Data excerpts
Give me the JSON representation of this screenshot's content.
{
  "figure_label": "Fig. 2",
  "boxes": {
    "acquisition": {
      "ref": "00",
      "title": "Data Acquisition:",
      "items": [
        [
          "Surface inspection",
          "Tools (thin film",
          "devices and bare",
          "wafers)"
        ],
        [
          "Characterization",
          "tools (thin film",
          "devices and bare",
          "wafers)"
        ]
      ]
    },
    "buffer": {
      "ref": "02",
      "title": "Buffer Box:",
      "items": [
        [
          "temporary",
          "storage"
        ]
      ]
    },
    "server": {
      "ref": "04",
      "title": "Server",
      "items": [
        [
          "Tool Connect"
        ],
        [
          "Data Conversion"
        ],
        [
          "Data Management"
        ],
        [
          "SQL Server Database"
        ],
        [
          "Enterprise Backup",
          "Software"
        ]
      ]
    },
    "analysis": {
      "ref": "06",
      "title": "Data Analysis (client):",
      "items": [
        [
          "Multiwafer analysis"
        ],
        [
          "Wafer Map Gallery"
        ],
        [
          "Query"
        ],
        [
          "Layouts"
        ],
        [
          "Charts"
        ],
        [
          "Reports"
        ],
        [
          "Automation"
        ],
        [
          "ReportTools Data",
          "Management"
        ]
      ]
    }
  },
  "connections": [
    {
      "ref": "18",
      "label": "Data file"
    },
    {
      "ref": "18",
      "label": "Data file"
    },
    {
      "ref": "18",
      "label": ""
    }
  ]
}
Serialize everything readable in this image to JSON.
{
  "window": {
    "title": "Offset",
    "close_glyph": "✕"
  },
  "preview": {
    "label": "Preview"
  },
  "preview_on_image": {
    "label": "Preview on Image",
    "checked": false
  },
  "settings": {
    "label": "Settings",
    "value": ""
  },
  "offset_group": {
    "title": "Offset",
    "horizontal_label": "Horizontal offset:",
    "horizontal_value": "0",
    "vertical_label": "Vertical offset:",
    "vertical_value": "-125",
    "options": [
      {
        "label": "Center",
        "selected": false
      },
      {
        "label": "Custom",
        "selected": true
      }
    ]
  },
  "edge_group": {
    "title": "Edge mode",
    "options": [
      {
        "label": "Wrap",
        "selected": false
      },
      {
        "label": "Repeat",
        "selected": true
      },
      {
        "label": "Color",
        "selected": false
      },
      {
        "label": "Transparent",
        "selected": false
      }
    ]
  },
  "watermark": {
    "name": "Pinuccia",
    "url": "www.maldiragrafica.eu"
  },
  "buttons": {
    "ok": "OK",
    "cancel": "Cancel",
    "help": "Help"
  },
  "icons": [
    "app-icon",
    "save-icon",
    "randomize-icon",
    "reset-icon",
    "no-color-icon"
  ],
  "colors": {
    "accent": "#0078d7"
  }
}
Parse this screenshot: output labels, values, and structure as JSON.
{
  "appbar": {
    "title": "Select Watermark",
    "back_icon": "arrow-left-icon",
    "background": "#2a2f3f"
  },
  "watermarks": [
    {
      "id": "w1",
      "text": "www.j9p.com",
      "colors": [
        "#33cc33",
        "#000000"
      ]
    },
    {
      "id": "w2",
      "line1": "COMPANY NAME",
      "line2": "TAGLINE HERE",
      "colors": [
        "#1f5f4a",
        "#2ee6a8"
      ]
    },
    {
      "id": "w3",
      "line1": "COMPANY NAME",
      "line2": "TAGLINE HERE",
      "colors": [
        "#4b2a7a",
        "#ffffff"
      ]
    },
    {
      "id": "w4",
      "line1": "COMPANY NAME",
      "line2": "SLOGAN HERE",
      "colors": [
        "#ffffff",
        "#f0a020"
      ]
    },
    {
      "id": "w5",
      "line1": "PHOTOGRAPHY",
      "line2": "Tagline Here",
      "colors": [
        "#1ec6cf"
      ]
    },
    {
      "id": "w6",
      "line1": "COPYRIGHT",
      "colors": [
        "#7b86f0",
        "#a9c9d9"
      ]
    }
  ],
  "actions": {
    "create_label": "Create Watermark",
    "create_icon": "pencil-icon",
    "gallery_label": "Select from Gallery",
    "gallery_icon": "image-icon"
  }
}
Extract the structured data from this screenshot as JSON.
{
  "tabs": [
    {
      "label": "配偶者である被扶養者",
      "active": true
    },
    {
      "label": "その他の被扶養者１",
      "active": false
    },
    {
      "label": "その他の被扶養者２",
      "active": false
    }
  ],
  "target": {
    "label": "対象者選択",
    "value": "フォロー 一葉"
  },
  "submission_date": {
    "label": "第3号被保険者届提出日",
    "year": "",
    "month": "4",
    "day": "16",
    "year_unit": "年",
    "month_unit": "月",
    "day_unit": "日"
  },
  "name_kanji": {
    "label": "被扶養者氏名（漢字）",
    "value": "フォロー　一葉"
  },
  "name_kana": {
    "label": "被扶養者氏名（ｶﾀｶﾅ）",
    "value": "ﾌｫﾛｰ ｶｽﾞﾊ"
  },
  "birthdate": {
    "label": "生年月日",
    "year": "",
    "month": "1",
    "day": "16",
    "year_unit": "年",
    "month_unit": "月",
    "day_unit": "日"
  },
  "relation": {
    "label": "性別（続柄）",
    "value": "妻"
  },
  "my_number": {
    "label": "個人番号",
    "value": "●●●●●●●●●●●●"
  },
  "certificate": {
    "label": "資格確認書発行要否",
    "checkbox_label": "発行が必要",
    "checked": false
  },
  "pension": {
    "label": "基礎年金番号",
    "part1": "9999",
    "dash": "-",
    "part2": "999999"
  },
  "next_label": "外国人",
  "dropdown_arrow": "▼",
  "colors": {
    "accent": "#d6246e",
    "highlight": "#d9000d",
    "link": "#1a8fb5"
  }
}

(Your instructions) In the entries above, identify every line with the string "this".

(Result)
Give me the JSON representation of this screenshot's content.
Serialize everything readable in this image to JSON.
Parse this screenshot: output labels, values, and structure as JSON.
Extract the structured data from this screenshot as JSON.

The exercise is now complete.